AIM OF THE TASK = Whenever the word "天花板平面圖" appears in a line of the data below, copy that line.
··· RECORD SET ···
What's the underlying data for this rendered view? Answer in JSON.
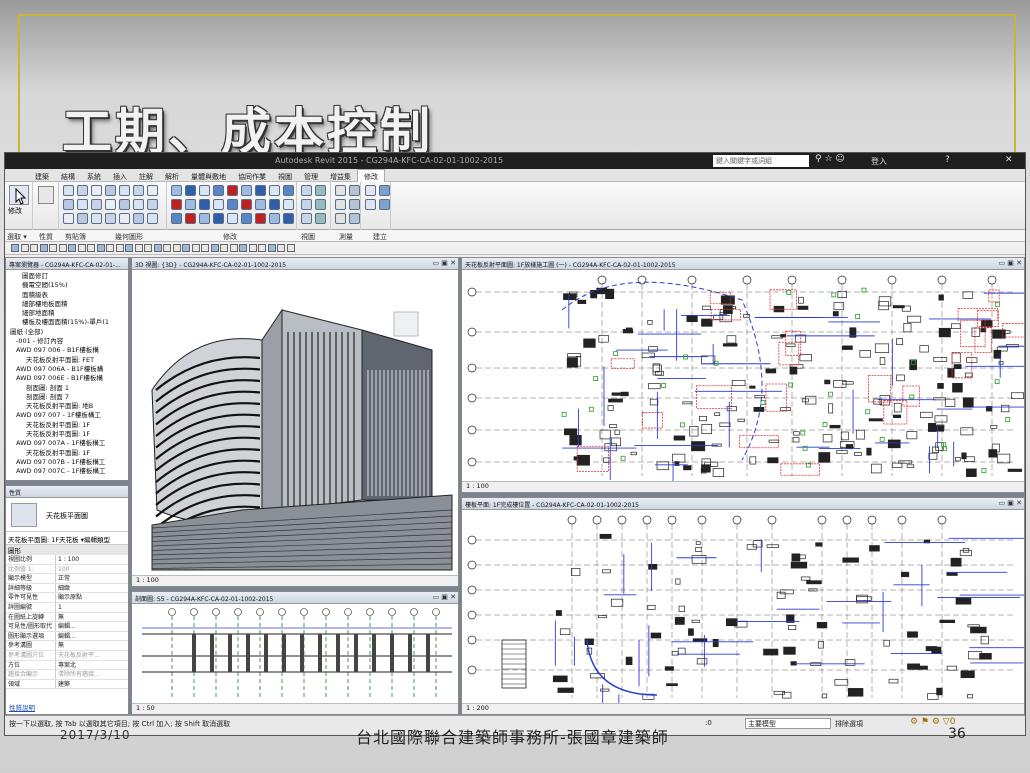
{
  "slide": {
    "title": "工期、成本控制",
    "date": "2017/3/10",
    "footer": "台北國際聯合建築師事務所-張國章建築師",
    "page_number": "36"
  },
  "app": {
    "title": "Autodesk Revit 2015 - CG294A-KFC-CA-02-01-1002-2015",
    "search_placeholder": "鍵入關鍵字或詞組",
    "user": "登入",
    "tabs": [
      "建築",
      "結構",
      "系統",
      "插入",
      "註解",
      "解析",
      "量體與敷地",
      "協同作業",
      "視圖",
      "管理",
      "增益集",
      "修改"
    ],
    "active_tab": "修改",
    "ribbon_groups": [
      "選取",
      "性質",
      "剪貼簿",
      "幾何圖形",
      "修改",
      "視圖",
      "測量",
      "建立"
    ],
    "modify_label": "修改",
    "options_bar": [
      "選取 ▾",
      "性質",
      "剪貼簿",
      "幾何圖形",
      "修改",
      "視圖",
      "測量",
      "建立"
    ]
  },
  "browser": {
    "title": "專案瀏覽器 - CG294A-KFC-CA-02-01-...",
    "items": [
      "圖面修訂",
      "機電空間(15%)",
      "面積級表",
      "細部樓地板面積",
      "細部地面積",
      "樓板及樓面面積(15%)-單戶(1",
      "圖紙 (全部)",
      "-001 - 修訂內容",
      "AWD 097 006 - B1F樓板構",
      "天花板反射平面圖: FET",
      "AWD 097 006A - B1F樓板構",
      "AWD 097 006E - B1F樓板構",
      "剖面圖: 剖面 1",
      "剖面圖: 剖面 7",
      "天花板反射平面圖: 地B",
      "AWD 097 007 - 1F樓板構工",
      "天花板反射平面圖: 1F",
      "天花板反射平面圖: 1F",
      "AWD 097 007A - 1F樓板構工",
      "天花板反射平面圖: 1F",
      "AWD 097 007B - 1F樓板構工",
      "AWD 097 007C - 1F樓板構工"
    ]
  },
  "properties": {
    "title": "性質",
    "type_name": "天花板平面圖",
    "selector": "天花板平面圖: 1F天花板 ▾",
    "edit_type": "編輯類型",
    "section": "圖形",
    "rows": [
      {
        "k": "視圖比例",
        "v": "1 : 100"
      },
      {
        "k": "比例值 1:",
        "v": "100"
      },
      {
        "k": "顯示模型",
        "v": "正常"
      },
      {
        "k": "詳細等級",
        "v": "細緻"
      },
      {
        "k": "零件可見性",
        "v": "顯示原點"
      },
      {
        "k": "詳圖編號",
        "v": "1"
      },
      {
        "k": "在圖紙上旋轉",
        "v": "無"
      },
      {
        "k": "可見性/圖形取代",
        "v": "編輯..."
      },
      {
        "k": "圖形顯示選項",
        "v": "編輯..."
      },
      {
        "k": "參考溝圖",
        "v": "無"
      },
      {
        "k": "參考溝圖方位",
        "v": "天花板反射平..."
      },
      {
        "k": "方位",
        "v": "專案北"
      },
      {
        "k": "牆接合顯示",
        "v": "清除所有牆接..."
      },
      {
        "k": "領域",
        "v": "建築"
      }
    ],
    "help_link": "性質說明"
  },
  "views": {
    "v3d": {
      "title": "3D 視圖: {3D} - CG294A-KFC-CA-02-01-1002-2015",
      "scale": "1 : 100"
    },
    "ceiling": {
      "title": "天花板反射平面圖: 1F放樣施工圖 (一) - CG294A-KFC-CA-02-01-1002-2015",
      "scale": "1 : 100"
    },
    "section": {
      "title": "剖面圖: S5 - CG294A-KFC-CA-02-01-1002-2015",
      "scale": "1 : 50"
    },
    "floor": {
      "title": "樓板平面: 1F完成樓位置 - CG294A-KFC-CA-02-01-1002-2015",
      "scale": "1 : 200"
    }
  },
  "status": {
    "hint": "按一下以選取, 按 Tab 以選取其它項目; 按 Ctrl 加入; 按 Shift 取消選取",
    "zero": ":0",
    "model": "主要模型",
    "exclude": "排除選項"
  },
  "colors": {
    "accent_gold": "#c9b43a",
    "grid_red": "#e03030",
    "dim_blue": "#2a3cd6",
    "tag_green": "#2a9a2a"
  }
}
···
SOLUTION TO THE PROBLEM =
    "type_name": "天花板平面圖",
    "selector": "天花板平面圖: 1F天花板 ▾",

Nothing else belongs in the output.